Activity.
Whenever a line in the entries includes the word "Projects", copy that line out.

(Page and application data records)
== Segment start ==

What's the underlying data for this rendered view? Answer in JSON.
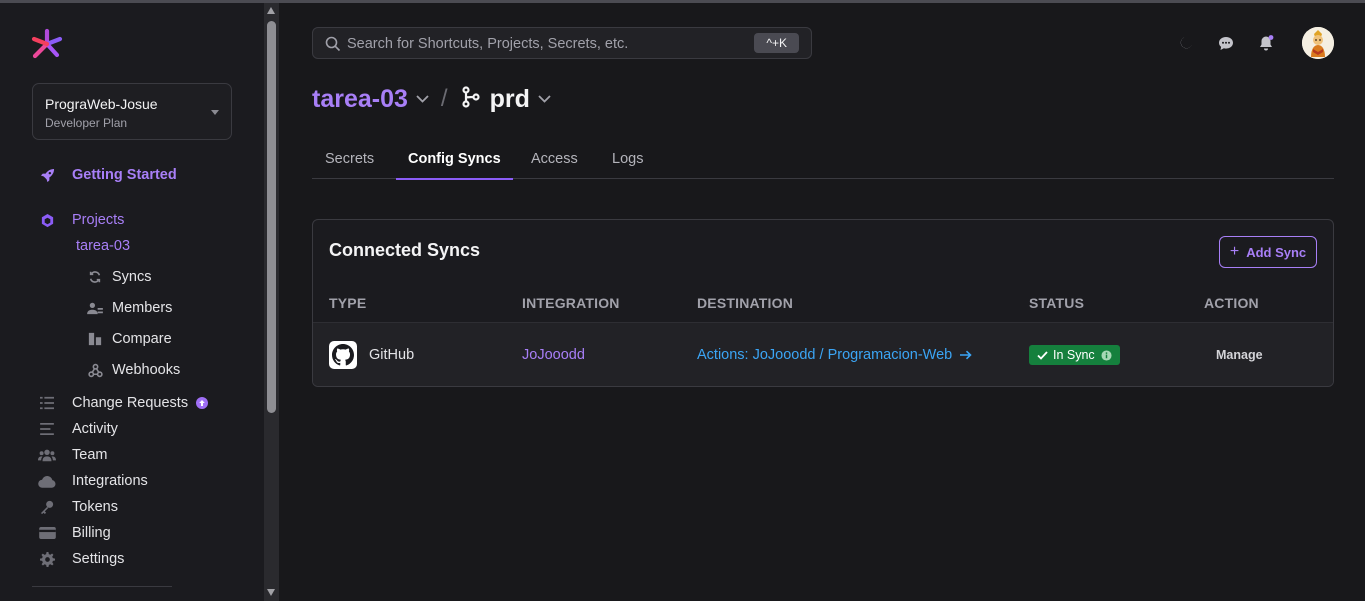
{
  "colors": {
    "accent": "#a87ff7",
    "status_ok": "#15803d",
    "link": "#3ba5f5"
  },
  "org": {
    "name": "PrograWeb-Josue",
    "plan": "Developer Plan"
  },
  "sidebar": {
    "getting_started": "Getting Started",
    "projects": "Projects",
    "current_project": "tarea-03",
    "project_items": [
      {
        "label": "Syncs",
        "icon": "sync-icon"
      },
      {
        "label": "Members",
        "icon": "members-icon"
      },
      {
        "label": "Compare",
        "icon": "compare-icon"
      },
      {
        "label": "Webhooks",
        "icon": "webhooks-icon"
      }
    ],
    "items": [
      {
        "label": "Change Requests",
        "icon": "change-requests-icon"
      },
      {
        "label": "Activity",
        "icon": "activity-icon"
      },
      {
        "label": "Team",
        "icon": "team-icon"
      },
      {
        "label": "Integrations",
        "icon": "cloud-icon"
      },
      {
        "label": "Tokens",
        "icon": "key-icon"
      },
      {
        "label": "Billing",
        "icon": "credit-card-icon"
      },
      {
        "label": "Settings",
        "icon": "gear-icon"
      }
    ]
  },
  "search": {
    "placeholder": "Search for Shortcuts, Projects, Secrets, etc.",
    "shortcut": "^+K"
  },
  "breadcrumb": {
    "project": "tarea-03",
    "separator": "/",
    "environment": "prd"
  },
  "tabs": [
    "Secrets",
    "Config Syncs",
    "Access",
    "Logs"
  ],
  "active_tab": "Config Syncs",
  "panel": {
    "title": "Connected Syncs",
    "add_button": "Add Sync",
    "columns": [
      "TYPE",
      "INTEGRATION",
      "DESTINATION",
      "STATUS",
      "ACTION"
    ],
    "rows": [
      {
        "type": "GitHub",
        "integration": "JoJooodd",
        "destination": "Actions: JoJooodd / Programacion-Web",
        "status": "In Sync",
        "action": "Manage"
      }
    ]
  }
}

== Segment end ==

Your response.
    "projects": "Projects",
    "placeholder": "Search for Shortcuts, Projects, Secrets, etc.",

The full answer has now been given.